I was going to do a blog on this but I’ve got man flu and I thought that the letter spoke for itself!
RichardRt Hon Danny Alexander, Chief Secretary to the Treasury, Treasury, Whitehall, London SW1
27th September 2010
Last week at the Lib Dem Conference we discussed twice the potential for localisation of benefits. At the first of these, with Lib Dem Council Leaders, it was clear that this option was universally endorsed by the Party. At the second of these, a visit to a coalition of the willing looking at public sector delivery in North Liverpool with Norman Lamb, it was clear that a wide variety of public sector players supported this.
Put simply benefits payments are one of the three biggest wastes of public sector money. I know from many years experience that the vast majority of people in receipt of a range of benefits want to work. Even many who are incapacitated want to do something both for society and for themselves as work does provide a physical and mental challenge.
Instead we have designed rules and regulations designed to keep people inactive. In regeneration areas benefit spending often tops all other local public spending put together. It produces no results and often inhibits individual enterprise.
I want to suggest three things which would enable us rapidly to get enhanced value for money for the benefits that we spend:
Firstly, put the administration of all benefits into the hands of local councils. Together we maintain a vast number of one stop shops in the heart of our communities from which we already deliver housing and council tax benefit. Most of our councils are now high performers and could deal with all benefits in one place at one time. This would have two effects:
- It would reduce worklessness by reducing the fear of benefit traps. For many the rules are too complicated that they will not risk getting low paid part time jobs even though they could progress to better jobs because it takes so long to get back into the system if they fail.
- It would cuts costs. By providing a ‘Total Place’ solution for benefits we could cut out many costs of administration and employment.
This localisation could lead to the second major step:

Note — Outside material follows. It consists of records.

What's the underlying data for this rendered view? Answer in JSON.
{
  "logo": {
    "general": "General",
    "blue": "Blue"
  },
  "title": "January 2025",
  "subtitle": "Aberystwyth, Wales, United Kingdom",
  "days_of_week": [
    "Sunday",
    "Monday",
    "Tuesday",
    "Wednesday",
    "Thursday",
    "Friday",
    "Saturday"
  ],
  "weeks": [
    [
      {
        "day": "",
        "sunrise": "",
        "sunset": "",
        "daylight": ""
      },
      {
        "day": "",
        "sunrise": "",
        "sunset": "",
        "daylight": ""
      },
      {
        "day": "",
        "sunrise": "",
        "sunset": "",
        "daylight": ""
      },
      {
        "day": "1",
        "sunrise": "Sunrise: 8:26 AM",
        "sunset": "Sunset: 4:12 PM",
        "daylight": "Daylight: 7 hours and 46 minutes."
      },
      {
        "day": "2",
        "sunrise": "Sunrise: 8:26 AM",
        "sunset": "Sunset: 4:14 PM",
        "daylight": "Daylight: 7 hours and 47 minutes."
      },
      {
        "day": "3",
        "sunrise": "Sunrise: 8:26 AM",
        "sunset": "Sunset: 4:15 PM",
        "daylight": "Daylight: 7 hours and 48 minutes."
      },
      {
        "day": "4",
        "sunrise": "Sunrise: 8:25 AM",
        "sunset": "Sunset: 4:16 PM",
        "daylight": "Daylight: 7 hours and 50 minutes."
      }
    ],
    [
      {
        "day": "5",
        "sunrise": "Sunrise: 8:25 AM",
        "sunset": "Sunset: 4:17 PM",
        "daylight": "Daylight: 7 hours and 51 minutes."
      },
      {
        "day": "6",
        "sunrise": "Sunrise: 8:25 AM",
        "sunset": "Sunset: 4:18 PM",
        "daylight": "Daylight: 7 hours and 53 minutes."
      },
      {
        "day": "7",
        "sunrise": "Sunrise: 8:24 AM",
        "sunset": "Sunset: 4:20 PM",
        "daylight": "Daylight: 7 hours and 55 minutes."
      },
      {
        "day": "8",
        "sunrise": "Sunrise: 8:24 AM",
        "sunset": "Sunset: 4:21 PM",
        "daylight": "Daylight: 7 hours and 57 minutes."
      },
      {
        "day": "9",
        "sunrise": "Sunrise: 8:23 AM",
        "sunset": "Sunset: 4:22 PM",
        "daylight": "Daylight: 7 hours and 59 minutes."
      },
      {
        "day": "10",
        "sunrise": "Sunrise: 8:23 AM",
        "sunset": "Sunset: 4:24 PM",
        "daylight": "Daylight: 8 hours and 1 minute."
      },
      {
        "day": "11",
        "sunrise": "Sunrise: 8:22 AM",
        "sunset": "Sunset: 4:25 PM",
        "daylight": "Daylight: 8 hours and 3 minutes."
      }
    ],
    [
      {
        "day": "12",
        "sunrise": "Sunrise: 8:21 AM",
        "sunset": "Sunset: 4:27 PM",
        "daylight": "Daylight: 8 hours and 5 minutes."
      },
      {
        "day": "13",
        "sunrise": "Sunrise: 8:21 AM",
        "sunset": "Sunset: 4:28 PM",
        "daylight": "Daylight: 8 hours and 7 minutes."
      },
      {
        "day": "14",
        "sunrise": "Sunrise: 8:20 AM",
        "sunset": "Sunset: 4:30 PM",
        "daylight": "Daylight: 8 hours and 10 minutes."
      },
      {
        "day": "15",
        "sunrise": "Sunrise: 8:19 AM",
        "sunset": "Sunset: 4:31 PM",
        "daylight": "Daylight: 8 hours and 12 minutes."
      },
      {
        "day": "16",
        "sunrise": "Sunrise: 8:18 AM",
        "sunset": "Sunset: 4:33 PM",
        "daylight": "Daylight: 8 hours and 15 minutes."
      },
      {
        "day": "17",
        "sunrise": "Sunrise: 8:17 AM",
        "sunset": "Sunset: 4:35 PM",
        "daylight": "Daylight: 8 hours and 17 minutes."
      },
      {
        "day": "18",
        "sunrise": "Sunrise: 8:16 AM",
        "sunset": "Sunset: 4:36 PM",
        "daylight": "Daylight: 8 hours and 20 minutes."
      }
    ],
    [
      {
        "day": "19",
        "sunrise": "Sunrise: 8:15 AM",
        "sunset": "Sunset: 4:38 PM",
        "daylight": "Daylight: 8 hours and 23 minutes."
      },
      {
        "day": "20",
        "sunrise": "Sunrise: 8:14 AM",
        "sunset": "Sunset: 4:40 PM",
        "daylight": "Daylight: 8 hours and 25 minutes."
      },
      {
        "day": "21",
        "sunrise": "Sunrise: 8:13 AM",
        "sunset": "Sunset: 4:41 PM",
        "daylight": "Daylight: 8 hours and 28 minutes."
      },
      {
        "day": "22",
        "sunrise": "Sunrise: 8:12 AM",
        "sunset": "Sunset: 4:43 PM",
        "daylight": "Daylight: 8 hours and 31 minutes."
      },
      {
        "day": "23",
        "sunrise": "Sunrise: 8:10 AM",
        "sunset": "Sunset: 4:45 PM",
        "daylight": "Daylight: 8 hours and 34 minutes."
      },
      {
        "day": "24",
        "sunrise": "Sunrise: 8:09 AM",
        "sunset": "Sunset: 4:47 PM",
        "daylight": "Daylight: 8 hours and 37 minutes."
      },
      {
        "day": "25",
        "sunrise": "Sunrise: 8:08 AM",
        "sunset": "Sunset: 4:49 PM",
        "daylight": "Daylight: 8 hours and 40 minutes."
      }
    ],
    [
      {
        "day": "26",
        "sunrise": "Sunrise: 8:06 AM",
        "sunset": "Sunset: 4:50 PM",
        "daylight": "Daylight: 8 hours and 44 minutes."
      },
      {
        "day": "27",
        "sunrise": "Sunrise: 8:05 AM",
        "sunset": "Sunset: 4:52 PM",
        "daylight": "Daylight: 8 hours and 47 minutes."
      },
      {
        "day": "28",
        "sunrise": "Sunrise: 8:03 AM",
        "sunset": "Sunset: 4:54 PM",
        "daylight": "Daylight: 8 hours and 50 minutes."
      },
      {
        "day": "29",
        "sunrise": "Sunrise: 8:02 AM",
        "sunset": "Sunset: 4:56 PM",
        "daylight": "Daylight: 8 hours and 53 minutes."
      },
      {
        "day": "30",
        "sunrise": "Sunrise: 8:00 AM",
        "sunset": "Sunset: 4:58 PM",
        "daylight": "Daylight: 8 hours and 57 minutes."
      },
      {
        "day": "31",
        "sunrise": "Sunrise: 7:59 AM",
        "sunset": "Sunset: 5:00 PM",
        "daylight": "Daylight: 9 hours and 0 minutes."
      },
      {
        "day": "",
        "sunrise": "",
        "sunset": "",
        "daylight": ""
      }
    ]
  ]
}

Secondly, localise decision making about benefit levels; how they are paid and who receives them to local councils. In that way we would be able to use money effectively by applying appropriate levels to people and linking benefit packages to training and regeneration resources. This will get people back into temporary work in the short term but re-energise communities in the long term.
Thirdly, let us get some real ‘welfare to work’ pilots going. These have been tried before but failed because Whitehall and the structure were not prepared to let go. Ease the rules so a number of pilots can get local activity going whilst government gets the two big items above sorted out. Do that that and we can get some people in benefits in some areas of Liverpool and other places working quickly by providing a ‘work premium’ in addition to benefits already received.
At the end of the day there are many jobs that need to be done in the community and many people with the time and skills to do them. Paying people to do nothing as we have done year after year is almost a criminal waste of money.
I am copying this to Norman Lamb and will raise the idea at a meeting with Nick Clegg on Wednesday. I am also copying this to appropriate Ministers.
Cllr Richard Kemp,
Leader LGA Liberal Democrats